Recorded data –

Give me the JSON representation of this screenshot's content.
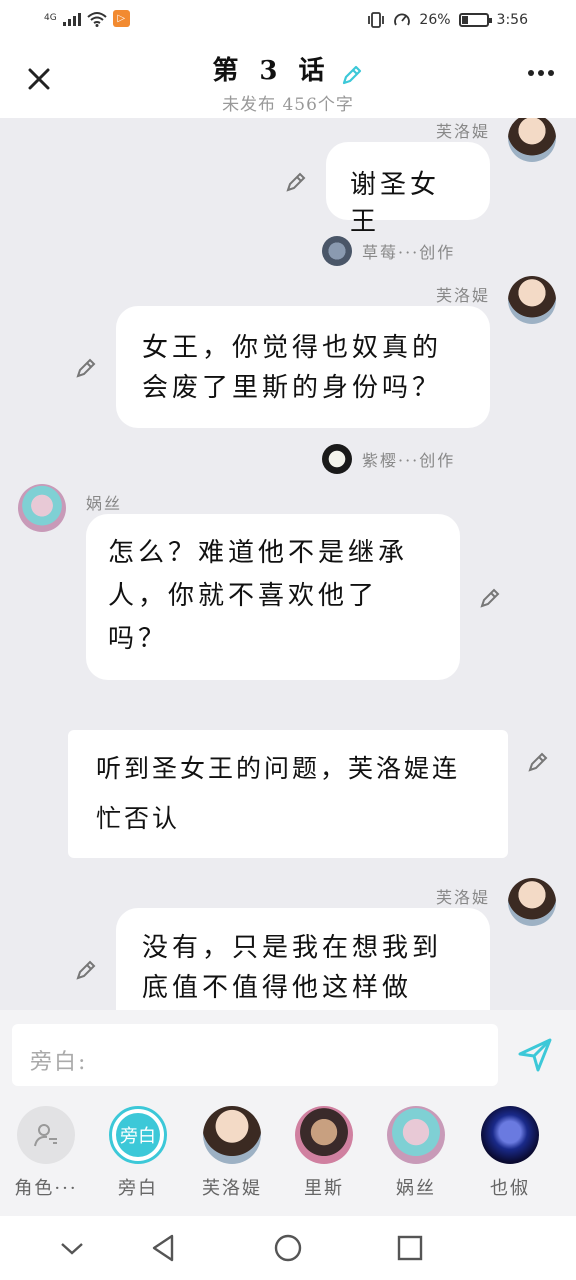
{
  "status_bar": {
    "network": "4G",
    "battery": "26%",
    "battery_level": 0.26,
    "time": "3:56",
    "app_badge_glyph": "▷"
  },
  "header": {
    "title": "第 3 话",
    "subtitle": "未发布  456个字"
  },
  "messages": [
    {
      "speaker": "芙洛媞",
      "text": "谢圣女王"
    },
    {
      "creator": "草莓···创作",
      "speaker": "芙洛媞",
      "line1": "女王，你觉得也奴真的",
      "line2": "会废了里斯的身份吗？"
    },
    {
      "creator": "紫樱···创作",
      "speaker": "娲丝",
      "line1": "怎么？难道他不是继承",
      "line2": "人，你就不喜欢他了",
      "line3": "吗？"
    },
    {
      "type": "narration",
      "line1": "听到圣女王的问题，芙洛媞连",
      "line2": "忙否认"
    },
    {
      "speaker": "芙洛媞",
      "line1": "没有，只是我在想我到",
      "line2": "底值不值得他这样做"
    }
  ],
  "input": {
    "placeholder": "旁白:"
  },
  "roles": [
    {
      "label": "角色···",
      "icon": "add-role-icon"
    },
    {
      "label": "旁白",
      "badge": "旁白"
    },
    {
      "label": "芙洛媞"
    },
    {
      "label": "里斯"
    },
    {
      "label": "娲丝"
    },
    {
      "label": "也俶"
    }
  ],
  "colors": {
    "accent": "#3cc8d8",
    "chat_bg": "#ececf0",
    "app_badge": "#f28a30"
  }
}
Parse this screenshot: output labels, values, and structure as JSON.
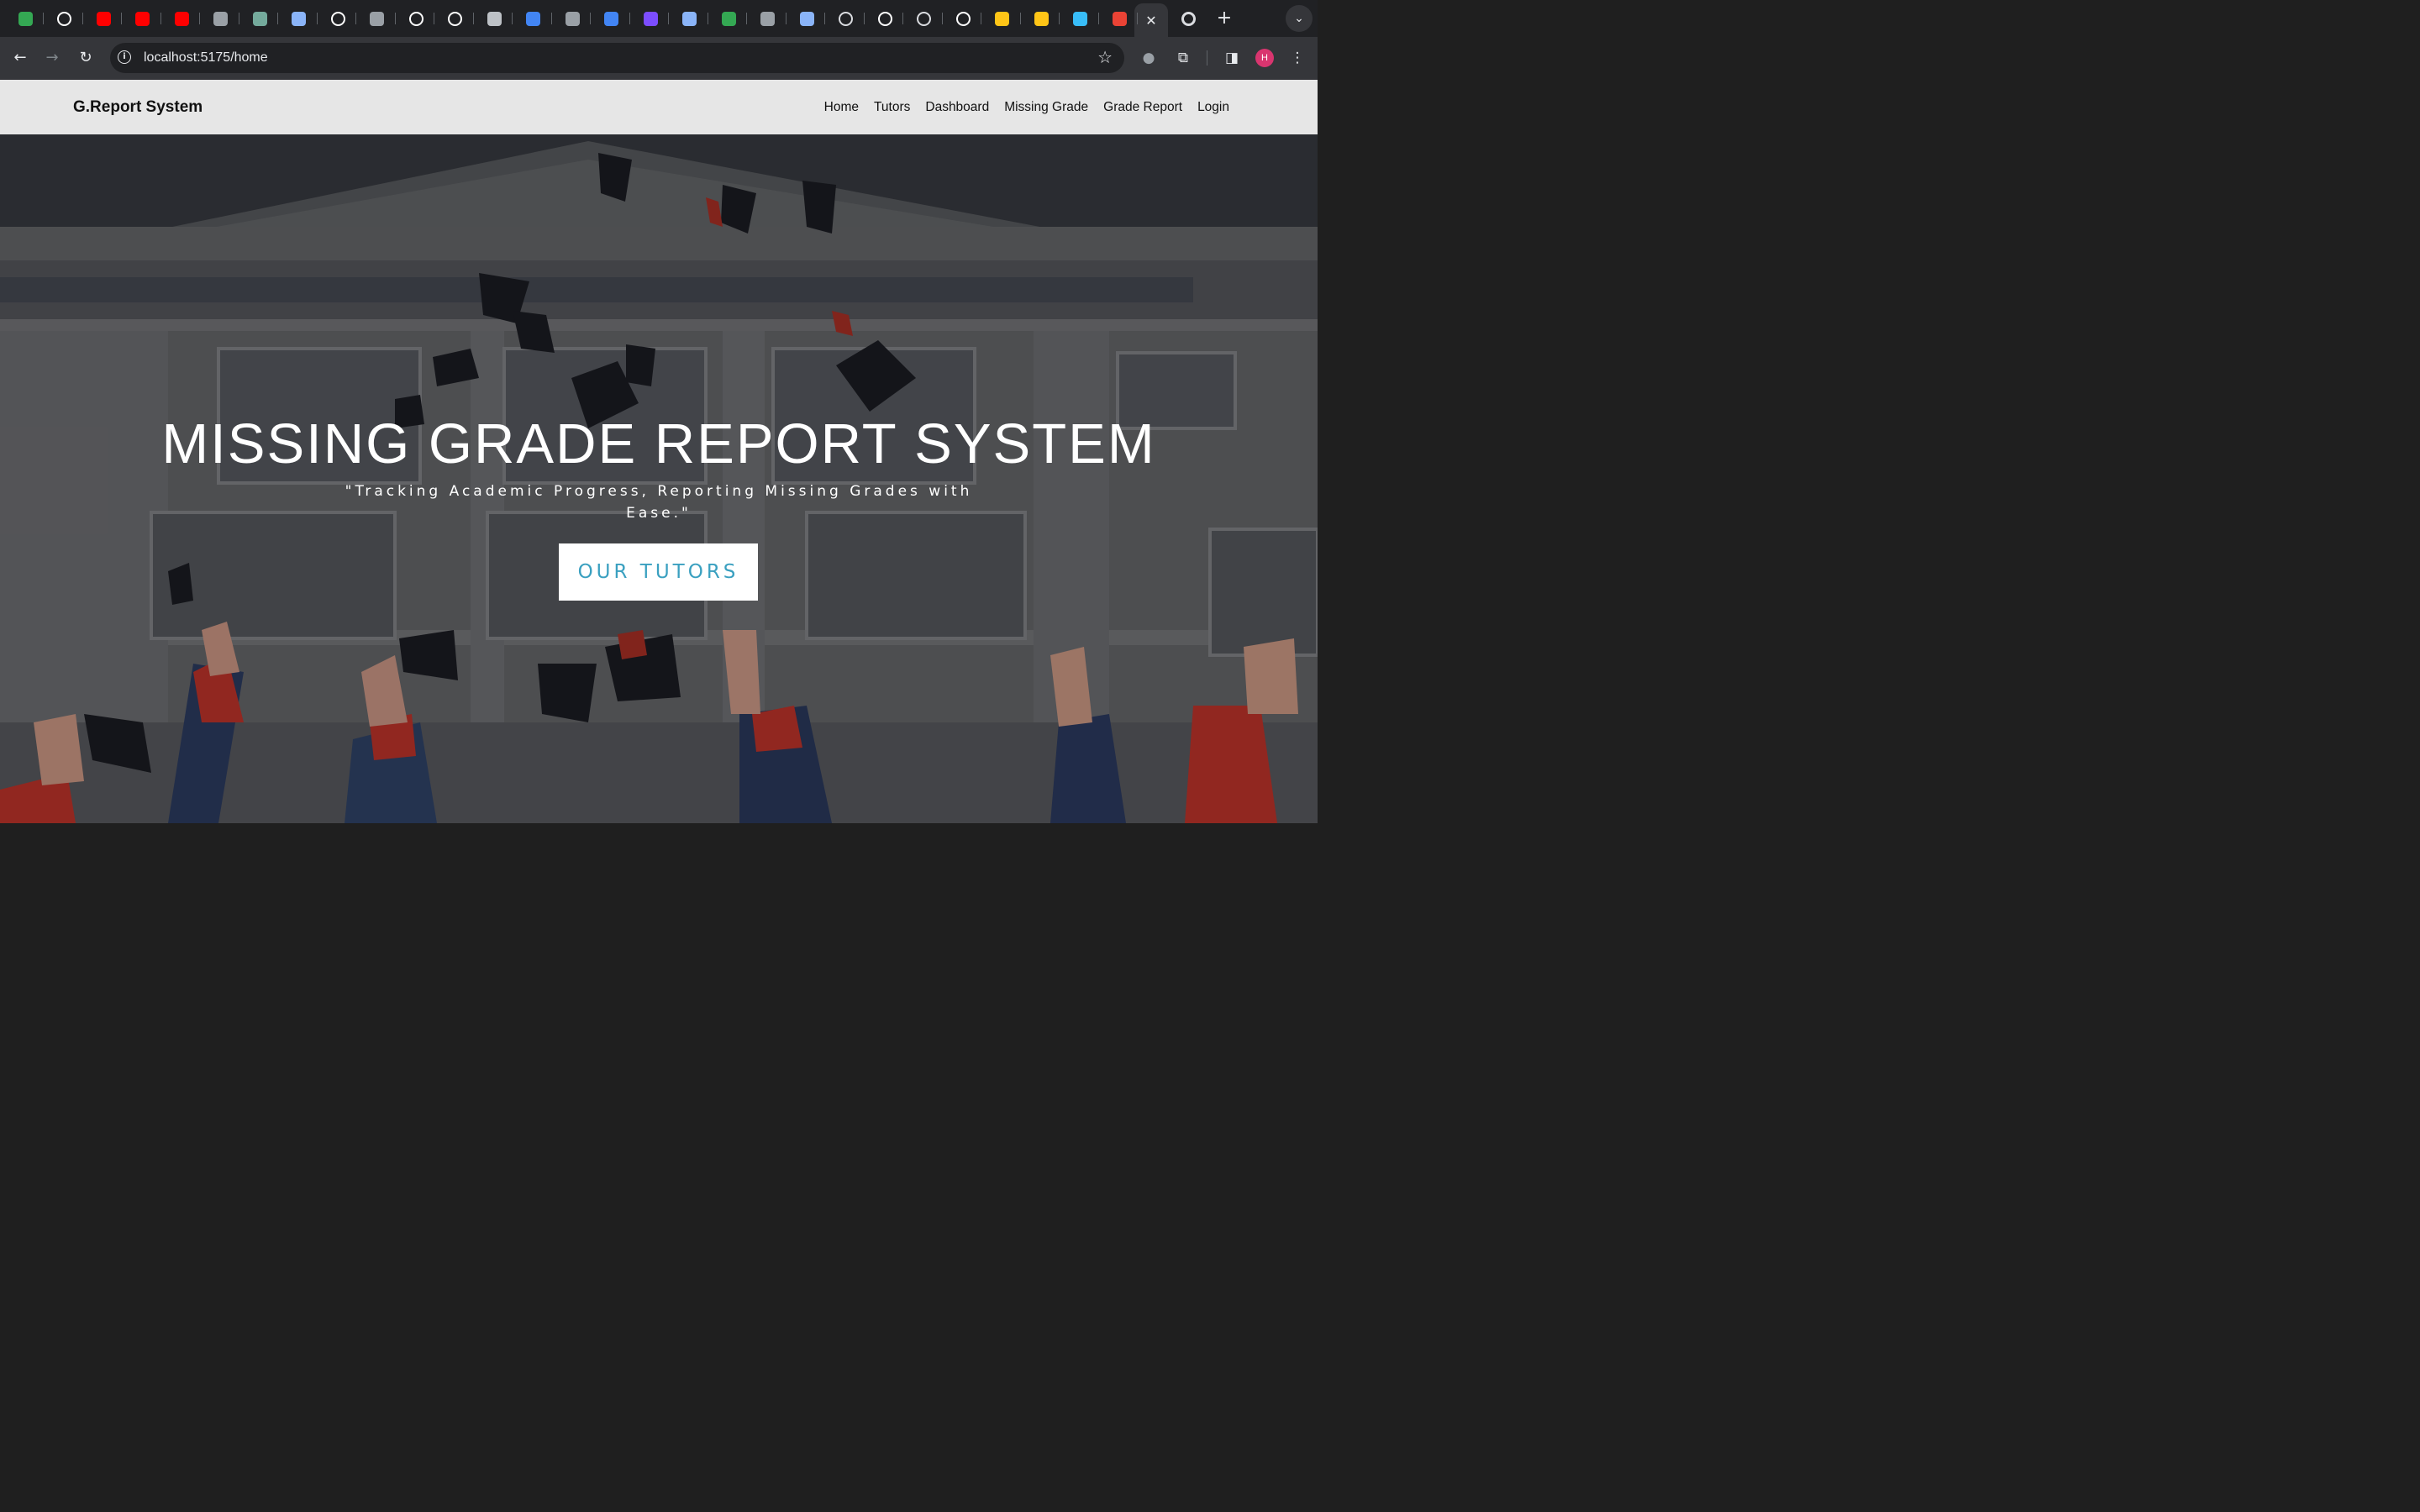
{
  "browser": {
    "tabs": [
      {
        "icon": "google-meet-icon",
        "color": "#34a853"
      },
      {
        "icon": "github-icon",
        "color": "#ffffff"
      },
      {
        "icon": "youtube-icon",
        "color": "#ff0000"
      },
      {
        "icon": "youtube-icon",
        "color": "#ff0000"
      },
      {
        "icon": "youtube-icon",
        "color": "#ff0000"
      },
      {
        "icon": "circle-app-icon",
        "color": "#9aa0a6"
      },
      {
        "icon": "chatgpt-icon",
        "color": "#74aa9c"
      },
      {
        "icon": "list-app-icon",
        "color": "#8ab4f8"
      },
      {
        "icon": "github-icon",
        "color": "#ffffff"
      },
      {
        "icon": "square-app-icon",
        "color": "#9aa0a6"
      },
      {
        "icon": "notion-icon",
        "color": "#ffffff"
      },
      {
        "icon": "unsplash-icon",
        "color": "#ffffff"
      },
      {
        "icon": "wave-icon",
        "color": "#bdc1c6"
      },
      {
        "icon": "google-icon",
        "color": "#4285f4"
      },
      {
        "icon": "leaf-icon",
        "color": "#9aa0a6"
      },
      {
        "icon": "google-icon",
        "color": "#4285f4"
      },
      {
        "icon": "list-purple-icon",
        "color": "#7c4dff"
      },
      {
        "icon": "refresh-app-icon",
        "color": "#8ab4f8"
      },
      {
        "icon": "w-icon",
        "color": "#34a853"
      },
      {
        "icon": "circle-app-icon",
        "color": "#9aa0a6"
      },
      {
        "icon": "circle-app-icon",
        "color": "#8ab4f8"
      },
      {
        "icon": "target-icon",
        "color": "#dadce0"
      },
      {
        "icon": "unsplash-icon",
        "color": "#ffffff"
      },
      {
        "icon": "target-icon",
        "color": "#dadce0"
      },
      {
        "icon": "github-icon",
        "color": "#ffffff"
      },
      {
        "icon": "vite-icon",
        "color": "#ffc517"
      },
      {
        "icon": "vite-icon",
        "color": "#ffc517"
      },
      {
        "icon": "tailwind-icon",
        "color": "#38bdf8"
      },
      {
        "icon": "gauge-icon",
        "color": "#ea4335"
      }
    ],
    "url": "localhost:5175/home",
    "profile_initial": "H"
  },
  "site": {
    "brand": "G.Report System",
    "nav": [
      "Home",
      "Tutors",
      "Dashboard",
      "Missing Grade",
      "Grade Report",
      "Login"
    ]
  },
  "hero": {
    "title": "MISSING GRADE REPORT SYSTEM",
    "subtitle": "\"Tracking Academic Progress, Reporting Missing Grades with Ease.\"",
    "cta_label": "OUR TUTORS",
    "accent_color": "#3aa0c0"
  }
}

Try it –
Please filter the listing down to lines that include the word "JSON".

Task answer –
Give me the JSON representation of this screenshot's content.
Parse this screenshot: output labels, values, and structure as JSON.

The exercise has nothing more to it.